This method is based on the teachings of British Charlotte Mason and has stronger similarities to traditional schooling than some of the other more flexible and free homeschool approaches, offering something more academically rigorous and guided.
Unschooling is a method of homeschooling that differs widely from traditional schooling in that there is no structure, fixed curriculum or testing.
Unschooling is the idea that children can direct their own learning, at their own pace, without the rigid structures of formal education.
In this philosophy, children will choose what to learn, and how to learn it, following their own passions and children are trusted to develop knowledge organically.
Virtual school is another way that some families choose to combine elements of traditional school, with a homeschool environment.
By enrolling in a virtual school, the child will follow a set programme, be able to gain qualifactions and will likely need to attend online lessons on a fixed schedule. However, there could be more flexibility for the student to work at their own pace, enroll onto a more advanced class for example or focus more heavily on specific courses which meet his or her interests.

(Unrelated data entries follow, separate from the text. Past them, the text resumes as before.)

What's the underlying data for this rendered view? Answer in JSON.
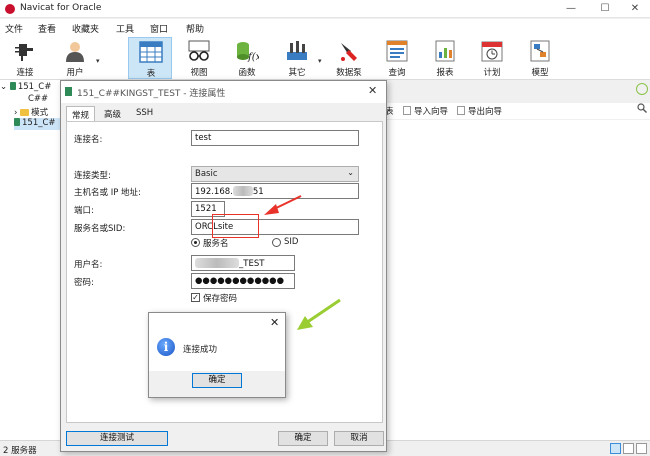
{
  "window": {
    "title": "Navicat for Oracle",
    "minimize_glyph": "—",
    "maximize_glyph": "☐",
    "close_glyph": "✕"
  },
  "menu": [
    "文件",
    "查看",
    "收藏夹",
    "工具",
    "窗口",
    "帮助"
  ],
  "toolbar": [
    {
      "label": "连接",
      "icon": "plug-icon"
    },
    {
      "label": "用户",
      "icon": "user-icon"
    },
    {
      "label": "表",
      "icon": "table-icon",
      "active": true
    },
    {
      "label": "视图",
      "icon": "glasses-icon"
    },
    {
      "label": "函数",
      "icon": "function-icon"
    },
    {
      "label": "其它",
      "icon": "tools-icon"
    },
    {
      "label": "数据泵",
      "icon": "pump-icon"
    },
    {
      "label": "查询",
      "icon": "query-icon"
    },
    {
      "label": "报表",
      "icon": "report-icon"
    },
    {
      "label": "计划",
      "icon": "calendar-icon"
    },
    {
      "label": "模型",
      "icon": "model-icon"
    }
  ],
  "navigator": {
    "rows": [
      "151_C#",
      "C##",
      "模式",
      "151_C#"
    ]
  },
  "object_bar": {
    "partial": "表",
    "import_wizard": "导入向导",
    "export_wizard": "导出向导"
  },
  "status": {
    "servers": "2 服务器"
  },
  "dialog": {
    "title": "151_C##KINGST_TEST - 连接属性",
    "close_glyph": "✕",
    "tabs": [
      "常规",
      "高级",
      "SSH"
    ],
    "fields": {
      "connection_name_label": "连接名:",
      "connection_name_value": "test",
      "connection_type_label": "连接类型:",
      "connection_type_value": "Basic",
      "host_label": "主机名或 IP 地址:",
      "host_value_prefix": "192.168.",
      "host_value_suffix": "51",
      "port_label": "端口:",
      "port_value": "1521",
      "service_label": "服务名或SID:",
      "service_value": "ORCLsite",
      "radio_service_name": "服务名",
      "radio_sid": "SID",
      "username_label": "用户名:",
      "username_suffix": "_TEST",
      "password_label": "密码:",
      "password_value": "●●●●●●●●●●●●",
      "save_password_label": "保存密码"
    },
    "buttons": {
      "test_connection": "连接测试",
      "ok": "确定",
      "cancel": "取消"
    }
  },
  "message_box": {
    "text": "连接成功",
    "ok": "确定",
    "close_glyph": "✕",
    "icon_glyph": "i"
  },
  "colors": {
    "accent": "#0078d7",
    "annotation_red": "#e8322a",
    "annotation_green": "#9acd32"
  }
}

Eclectic education refers to the concept of combining elements of all the main education styles, to create an education approach that is unique to your own child’s needs.
This flexibility and adapting of the curriculum to capture the child’s interest can be managed whether you are homeschooling, or learning in a classroom although is easier to achieve with smaller groups or in the home environment, and relaxed eclectic homeschooling is very popular.
Find out even more at Parenting-Magic.com
After reading this article, we hope you now have a litle more insight on the similarities and differences of the different education systems, their history, and where they stand.
If you are planning to register your child into an early years setting or to begin your home school journey, we hope this gives you a starting point to research the methods that appeal to you more and make the right decision for your child and family.
Please go ahead and share this post with friends and family too, to help them out with this important parenting decision, and why not pin to your Pinterest board?
If you’re planning to register your child into an educational setting, always go and visit to see the environment for yourself too and ask as many questions as you need to. Good luck!
Anna Marikar, mum of four and seasoned blogger, has spent over a decade sharing her parenting journey and passion for kid-friendly crafts and free printables.
Her easy-to-follow craft ideas and practical parenting advice have transformed In The Playroom into a cherished resource for parents.